“I came to a crossroads,” Bond said in an interview with Radio New Zealand. “Tokyo may be my last opportunity at the Olympics and I had to decide, what do I want to have a go at the most. The men’s eight is the Blue Ribband event and it’s something I’ve always wanted to try.

“I bring a relentless drive to anything I’m doing. I hope that will rub off on the eight.”

Bond, along with men’s pair partner Eric Murray, achieved an unbeaten winning streak of 69 races. This saw the duo earn two Olympic gold medals and seven World Championship titles including one in the men’s coxed pair. They also set two World Best Times that still stand today.

After winning Olympic gold at the Rio 2016 Olympic Games, Bond stepped out of the boat and onto the bike. In these last two years as a cyclist Bond says he picked up an oar only once (for a corporate event). He never used the indoor rower.

While cycling Bond earned a Commonwealth Games bronze medal in the road time trial and set a New Zealand record on the track in the 4000m individual pursuit. Now his sole focus will be rowing.

“I was fully immersed (in cycling) when I was on the bike. But I can flip a switch and I’ll now give full attention (to rowing).”

Bond has wasted no time. “I’ve been for a few rows this week. The sensation is still there. The shoulders are a bit tight and sore and the hands, but I’ve been expecting that.”

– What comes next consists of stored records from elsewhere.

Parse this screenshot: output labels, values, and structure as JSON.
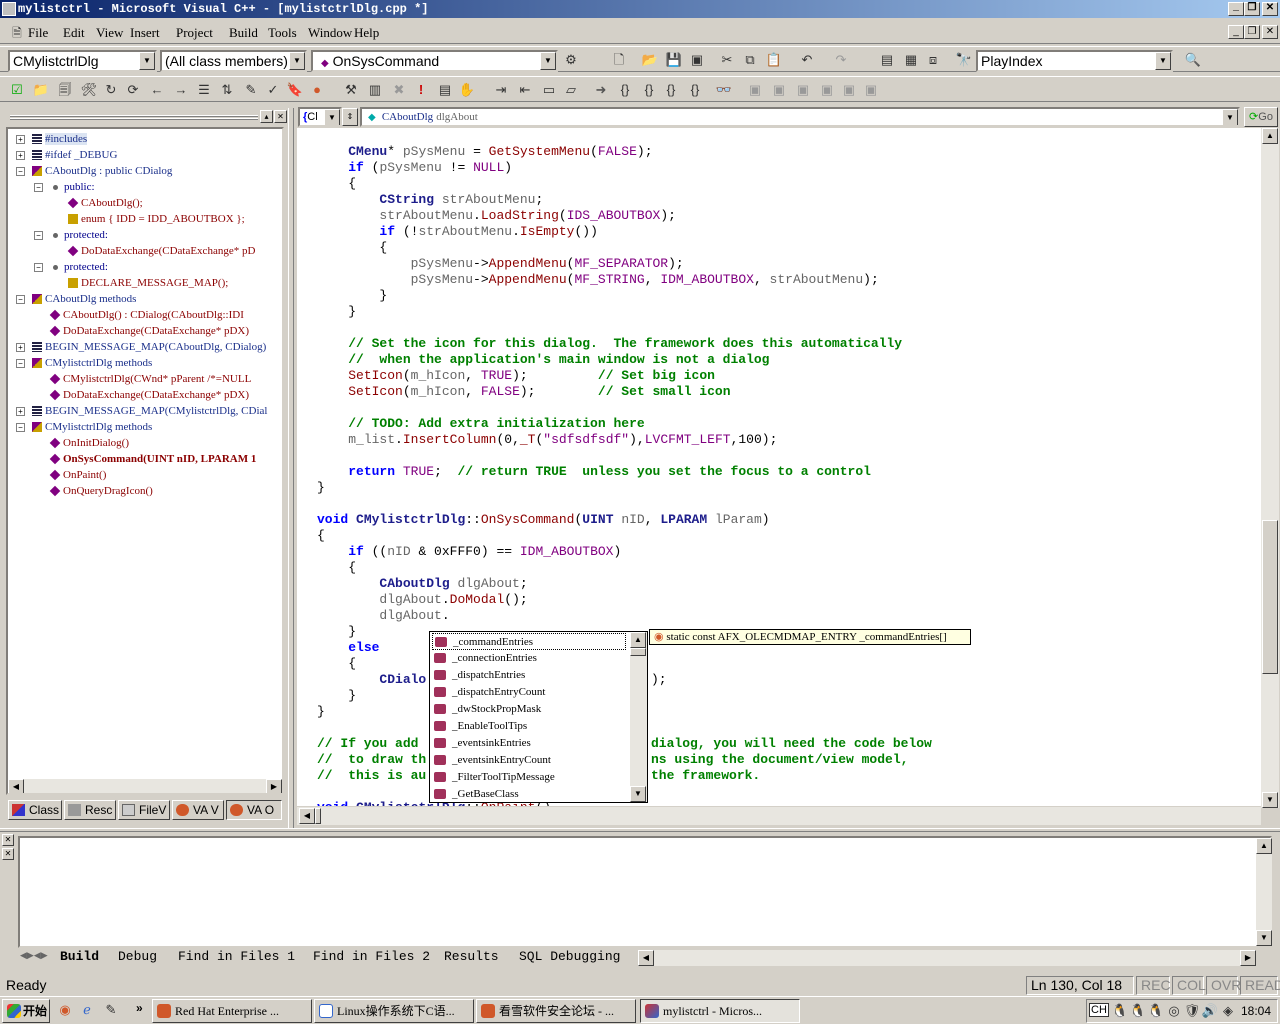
{
  "window": {
    "title": "mylistctrl - Microsoft Visual C++ - [mylistctrlDlg.cpp *]"
  },
  "menu": [
    "File",
    "Edit",
    "View",
    "Insert",
    "Project",
    "Build",
    "Tools",
    "Window",
    "Help"
  ],
  "toolbar": {
    "class_combo": "CMylistctrlDlg",
    "filter_combo": "(All class members)",
    "member_combo": "OnSysCommand",
    "find_combo": "PlayIndex"
  },
  "wizardbar": {
    "context_short": "Cl",
    "context": "CAboutDlg",
    "context_var": "dlgAbout",
    "go_label": "Go"
  },
  "tree": [
    {
      "text": "#includes",
      "kind": "folder"
    },
    {
      "text": "#ifdef _DEBUG",
      "kind": "folder"
    },
    {
      "text": "CAboutDlg : public CDialog",
      "kind": "class"
    },
    {
      "text": "public:",
      "kind": "access"
    },
    {
      "text": "CAboutDlg();",
      "kind": "method"
    },
    {
      "text": "enum { IDD = IDD_ABOUTBOX };",
      "kind": "enum"
    },
    {
      "text": "protected:",
      "kind": "access"
    },
    {
      "text": "DoDataExchange(CDataExchange* pD",
      "kind": "method"
    },
    {
      "text": "protected:",
      "kind": "access"
    },
    {
      "text": "DECLARE_MESSAGE_MAP();",
      "kind": "macro"
    },
    {
      "text": "CAboutDlg methods",
      "kind": "class"
    },
    {
      "text": "CAboutDlg() : CDialog(CAboutDlg::IDI",
      "kind": "method"
    },
    {
      "text": "DoDataExchange(CDataExchange* pDX)",
      "kind": "method"
    },
    {
      "text": "BEGIN_MESSAGE_MAP(CAboutDlg, CDialog)",
      "kind": "folder"
    },
    {
      "text": "CMylistctrlDlg methods",
      "kind": "class"
    },
    {
      "text": "CMylistctrlDlg(CWnd* pParent /*=NULL",
      "kind": "method"
    },
    {
      "text": "DoDataExchange(CDataExchange* pDX)",
      "kind": "method"
    },
    {
      "text": "BEGIN_MESSAGE_MAP(CMylistctrlDlg, CDial",
      "kind": "folder"
    },
    {
      "text": "CMylistctrlDlg methods",
      "kind": "class"
    },
    {
      "text": "OnInitDialog()",
      "kind": "method"
    },
    {
      "text": "OnSysCommand(UINT nID, LPARAM 1",
      "kind": "method"
    },
    {
      "text": "OnPaint()",
      "kind": "method"
    },
    {
      "text": "OnQueryDragIcon()",
      "kind": "method"
    }
  ],
  "left_tabs": [
    "Class",
    "Resc",
    "FileV",
    "VA V",
    "VA O"
  ],
  "code_lines": [
    "    CMenu* pSysMenu = GetSystemMenu(FALSE);",
    "    if (pSysMenu != NULL)",
    "    {",
    "        CString strAboutMenu;",
    "        strAboutMenu.LoadString(IDS_ABOUTBOX);",
    "        if (!strAboutMenu.IsEmpty())",
    "        {",
    "            pSysMenu->AppendMenu(MF_SEPARATOR);",
    "            pSysMenu->AppendMenu(MF_STRING, IDM_ABOUTBOX, strAboutMenu);",
    "        }",
    "    }",
    "",
    "    // Set the icon for this dialog.  The framework does this automatically",
    "    //  when the application's main window is not a dialog",
    "    SetIcon(m_hIcon, TRUE);         // Set big icon",
    "    SetIcon(m_hIcon, FALSE);        // Set small icon",
    "",
    "    // TODO: Add extra initialization here",
    "    m_list.InsertColumn(0,_T(\"sdfsdfsdf\"),LVCFMT_LEFT,100);",
    "",
    "    return TRUE;  // return TRUE  unless you set the focus to a control",
    "}",
    "",
    "void CMylistctrlDlg::OnSysCommand(UINT nID, LPARAM lParam)",
    "{",
    "    if ((nID & 0xFFF0) == IDM_ABOUTBOX)",
    "    {",
    "        CAboutDlg dlgAbout;",
    "        dlgAbout.DoModal();",
    "        dlgAbout.",
    "    }",
    "    else",
    "    {",
    "        CDialo",
    "    }",
    "}",
    "",
    "// If you add",
    "//  to draw th",
    "//  this is au",
    "",
    "void CMylistctrlDlg::OnPaint()"
  ],
  "code_tails": {
    "l33": ");",
    "l37": "dialog, you will need the code below",
    "l38": "ns using the document/view model,",
    "l39": "the framework."
  },
  "autocomplete": {
    "items": [
      "_commandEntries",
      "_connectionEntries",
      "_dispatchEntries",
      "_dispatchEntryCount",
      "_dwStockPropMask",
      "_EnableToolTips",
      "_eventsinkEntries",
      "_eventsinkEntryCount",
      "_FilterToolTipMessage",
      "_GetBaseClass"
    ],
    "selected": 0,
    "tooltip": "static const AFX_OLECMDMAP_ENTRY _commandEntries[]"
  },
  "output_tabs": [
    "Build",
    "Debug",
    "Find in Files 1",
    "Find in Files 2",
    "Results",
    "SQL Debugging"
  ],
  "status": {
    "text": "Ready",
    "position": "Ln 130, Col 18",
    "indicators": [
      "REC",
      "COL",
      "OVR",
      "READ"
    ]
  },
  "taskbar": {
    "start": "开始",
    "tasks": [
      "Red Hat Enterprise ...",
      "Linux操作系统下C语...",
      "看雪软件安全论坛 - ...",
      "mylistctrl - Micros..."
    ],
    "tray_lang": "CH",
    "clock": "18:04"
  }
}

Rowing New Zealand has fully supported Bond’s return to rowing. “Hamish’s past achievements in the sport of rowing and more recently in cycling, are proof enough that his natural talents and hunger for success are an unstoppable force. We’re obviously very happy to have Hamish return to the Rowing NZ programme and look forward to seeing him out on the water again,” said Rowing NZ Chief Executive Simon Peterson in their media release.

“My challenge is to get up to speed as quickly as possible, but without injury. I can’t, of course, do 20km rows, but I’m not starting from square one. My heart and lungs are good and my legs are the best they’ve ever been,” says Bond who admits he will have to work on his boat feel.

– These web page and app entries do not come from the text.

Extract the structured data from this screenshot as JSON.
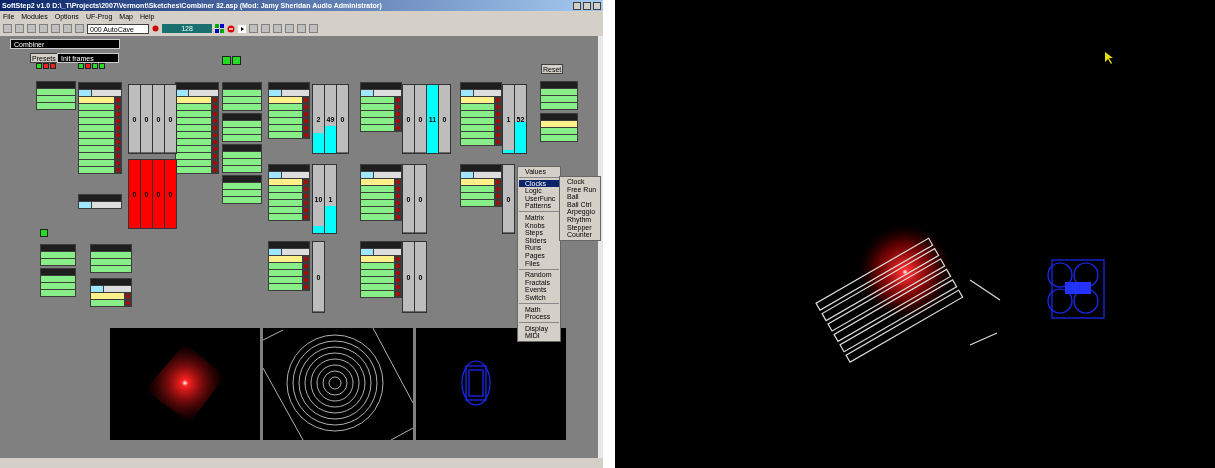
{
  "window": {
    "title": "SoftStep2 v1.0  D:\\_T\\Projects\\2007\\Vermont\\Sketches\\Combiner 32.asp  (Mod: Jamy Sheridan Audio Administrator)"
  },
  "menu": [
    "File",
    "Modules",
    "Options",
    "UF-Prog",
    "Map",
    "Help"
  ],
  "toolbar": {
    "preset_combo": "000 AutoCave",
    "slider": {
      "value": "128",
      "level": 1
    }
  },
  "canvas": {
    "name_field": "Combiner",
    "presets_button": "Presets",
    "preset_field": "Init frames",
    "reset_button": "Reset",
    "led_groups": [
      {
        "leds": [
          {
            "on": true
          },
          {
            "on": false
          },
          {
            "on": false
          }
        ]
      },
      {
        "leds": [
          {
            "on": true
          },
          {
            "on": false
          },
          {
            "on": true
          },
          {
            "on": true
          }
        ]
      },
      {
        "leds": [
          {
            "on": true
          },
          {
            "on": true
          }
        ]
      },
      {
        "leds": [
          {
            "on": true
          }
        ]
      }
    ],
    "modules": [
      {
        "kind": "input",
        "rows": [
          {
            "active": false
          },
          {
            "active": false
          },
          {
            "active": false
          }
        ]
      },
      {
        "kind": "output",
        "rows": [
          {
            "active": true
          },
          {
            "active": false
          },
          {
            "active": false
          },
          {
            "active": false
          },
          {
            "active": false
          },
          {
            "active": false
          },
          {
            "active": false
          },
          {
            "active": false
          },
          {
            "active": false
          },
          {
            "active": false
          },
          {
            "active": false
          }
        ]
      },
      {
        "kind": "output"
      },
      {
        "kind": "output",
        "rows": [
          {
            "active": true
          },
          {
            "active": false
          },
          {
            "active": false
          },
          {
            "active": false
          },
          {
            "active": false
          },
          {
            "active": false
          },
          {
            "active": false
          },
          {
            "active": false
          },
          {
            "active": false
          },
          {
            "active": false
          },
          {
            "active": false
          }
        ]
      },
      {
        "kind": "input",
        "rows": [
          {
            "active": false
          },
          {
            "active": false
          },
          {
            "active": false
          }
        ]
      },
      {
        "kind": "input",
        "rows": [
          {
            "active": false
          },
          {
            "active": false
          },
          {
            "active": false
          }
        ]
      },
      {
        "kind": "input",
        "rows": [
          {
            "active": false
          },
          {
            "active": false
          },
          {
            "active": false
          }
        ]
      },
      {
        "kind": "input",
        "rows": [
          {
            "active": false
          },
          {
            "active": false
          },
          {
            "active": false
          }
        ]
      },
      {
        "kind": "output",
        "rows": [
          {
            "active": true
          },
          {
            "active": false
          },
          {
            "active": false
          },
          {
            "active": false
          },
          {
            "active": false
          },
          {
            "active": false
          }
        ]
      },
      {
        "kind": "output",
        "rows": [
          {
            "active": false
          },
          {
            "active": false
          },
          {
            "active": false
          },
          {
            "active": false
          },
          {
            "active": false
          }
        ]
      },
      {
        "kind": "output",
        "rows": [
          {
            "active": true
          },
          {
            "active": false
          },
          {
            "active": false
          },
          {
            "active": false
          },
          {
            "active": false
          },
          {
            "active": false
          },
          {
            "active": false
          }
        ]
      },
      {
        "kind": "input",
        "rows": [
          {
            "active": false
          },
          {
            "active": false
          },
          {
            "active": false
          }
        ]
      },
      {
        "kind": "input",
        "rows": [
          {
            "active": true
          },
          {
            "active": false
          },
          {
            "active": false
          }
        ]
      },
      {
        "kind": "output",
        "rows": [
          {
            "active": true
          },
          {
            "active": false
          },
          {
            "active": false
          },
          {
            "active": false
          },
          {
            "active": false
          },
          {
            "active": false
          }
        ]
      },
      {
        "kind": "output",
        "rows": [
          {
            "active": true
          },
          {
            "active": false
          },
          {
            "active": false
          },
          {
            "active": false
          },
          {
            "active": false
          },
          {
            "active": false
          }
        ]
      },
      {
        "kind": "output",
        "rows": [
          {
            "active": true
          },
          {
            "active": false
          },
          {
            "active": false
          },
          {
            "active": false
          }
        ]
      },
      {
        "kind": "output",
        "rows": [
          {
            "active": true
          },
          {
            "active": false
          },
          {
            "active": false
          },
          {
            "active": false
          },
          {
            "active": false
          }
        ]
      },
      {
        "kind": "output",
        "rows": [
          {
            "active": true
          },
          {
            "active": false
          },
          {
            "active": false
          },
          {
            "active": false
          },
          {
            "active": false
          },
          {
            "active": false
          }
        ]
      },
      {
        "kind": "input",
        "rows": [
          {
            "active": false
          },
          {
            "active": false
          }
        ]
      },
      {
        "kind": "input",
        "rows": [
          {
            "active": false
          },
          {
            "active": false
          },
          {
            "active": false
          }
        ]
      },
      {
        "kind": "input",
        "rows": [
          {
            "active": false
          },
          {
            "active": false
          },
          {
            "active": false
          }
        ]
      },
      {
        "kind": "output",
        "rows": [
          {
            "active": true
          },
          {
            "active": false
          }
        ]
      }
    ],
    "fader_banks": [
      {
        "columns": [
          {
            "value": "0",
            "level": 0
          },
          {
            "value": "0",
            "level": 0
          },
          {
            "value": "0",
            "level": 0
          },
          {
            "value": "0",
            "level": 0
          }
        ]
      },
      {
        "color": "#ff0000",
        "columns": [
          {
            "value": "0",
            "level": 1
          },
          {
            "value": "0",
            "level": 1
          },
          {
            "value": "0",
            "level": 1
          },
          {
            "value": "0",
            "level": 1
          }
        ]
      },
      {
        "color": "#00ffff",
        "columns": [
          {
            "value": "2",
            "level": 0.3
          },
          {
            "value": "49",
            "level": 0.4
          },
          {
            "value": "0",
            "level": 0
          }
        ]
      },
      {
        "color": "#00ffff",
        "columns": [
          {
            "value": "0",
            "level": 0
          },
          {
            "value": "0",
            "level": 0
          },
          {
            "value": "11",
            "level": 1
          },
          {
            "value": "0",
            "level": 0
          }
        ]
      },
      {
        "color": "#00ffff",
        "columns": [
          {
            "value": "1",
            "level": 0.05
          },
          {
            "value": "52",
            "level": 0.45
          }
        ]
      },
      {
        "color": "#00ffff",
        "columns": [
          {
            "value": "10",
            "level": 0.1
          },
          {
            "value": "1",
            "level": 0.4
          }
        ]
      },
      {
        "columns": [
          {
            "value": "0",
            "level": 0
          },
          {
            "value": "0",
            "level": 0
          }
        ]
      },
      {
        "columns": [
          {
            "value": "0",
            "level": 0
          }
        ]
      },
      {
        "columns": [
          {
            "value": "0",
            "level": 0
          }
        ]
      },
      {
        "columns": [
          {
            "value": "0",
            "level": 0
          },
          {
            "value": "0",
            "level": 0
          }
        ]
      }
    ],
    "context_menu": {
      "groups": [
        [
          {
            "label": "Values",
            "selected": false
          }
        ],
        [
          {
            "label": "Clocks",
            "selected": true
          },
          {
            "label": "Logic",
            "selected": false
          },
          {
            "label": "UserFunc",
            "selected": false
          },
          {
            "label": "Patterns",
            "selected": false
          }
        ],
        [
          {
            "label": "Matrix",
            "selected": false
          },
          {
            "label": "Knobs",
            "selected": false
          },
          {
            "label": "Steps",
            "selected": false
          },
          {
            "label": "Sliders",
            "selected": false
          },
          {
            "label": "Runs",
            "selected": false
          },
          {
            "label": "Pages",
            "selected": false
          },
          {
            "label": "Files",
            "selected": false
          }
        ],
        [
          {
            "label": "Random",
            "selected": false
          },
          {
            "label": "Fractals",
            "selected": false
          },
          {
            "label": "Events",
            "selected": false
          },
          {
            "label": "Switch",
            "selected": false
          }
        ],
        [
          {
            "label": "Math",
            "selected": false
          },
          {
            "label": "Process",
            "selected": false
          }
        ],
        [
          {
            "label": "Display",
            "selected": false
          },
          {
            "label": "MIDI",
            "selected": false
          }
        ]
      ],
      "submenu": [
        "Clock",
        "Free Run",
        "Ball",
        "Ball Ctrl",
        "Arpeggio",
        "Rhythm",
        "Stepper",
        "Counter"
      ]
    }
  },
  "previews": [
    {
      "kind": "glow"
    },
    {
      "kind": "rings"
    },
    {
      "kind": "shape"
    }
  ]
}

Bond says his body did change to adapt to cycling; “But less than you would think. I was pretty light early on (for road cycling) but I have transitioned back over time and in the last few months on the track. So my body weight is not far off what it was rowing. It’s just all of the small muscles like the stabilisers around the shoulders and the lower back that will feel it.”

Citing the eight as the boat Bond wants to be part of, he says he’s not after any seat in particular. “My natural inclination is stroke seat, but I’m not in a position at the moment (to choose). I’m going to be judged on current form, not what I’ve done in the past.”

The news that Bond has returned to rowing created a huge amount of interest internationally and he says that the response has been humbling. Over the last couple of years Bond says he’s received messages from random European teenagers asking when he’s going to come back to rowing. “I guess those will now stop.”

“I went for my first sweep row today. I’m confident it’ll all come back quite quickly. You’ve just got to rip the scab off and get into it.”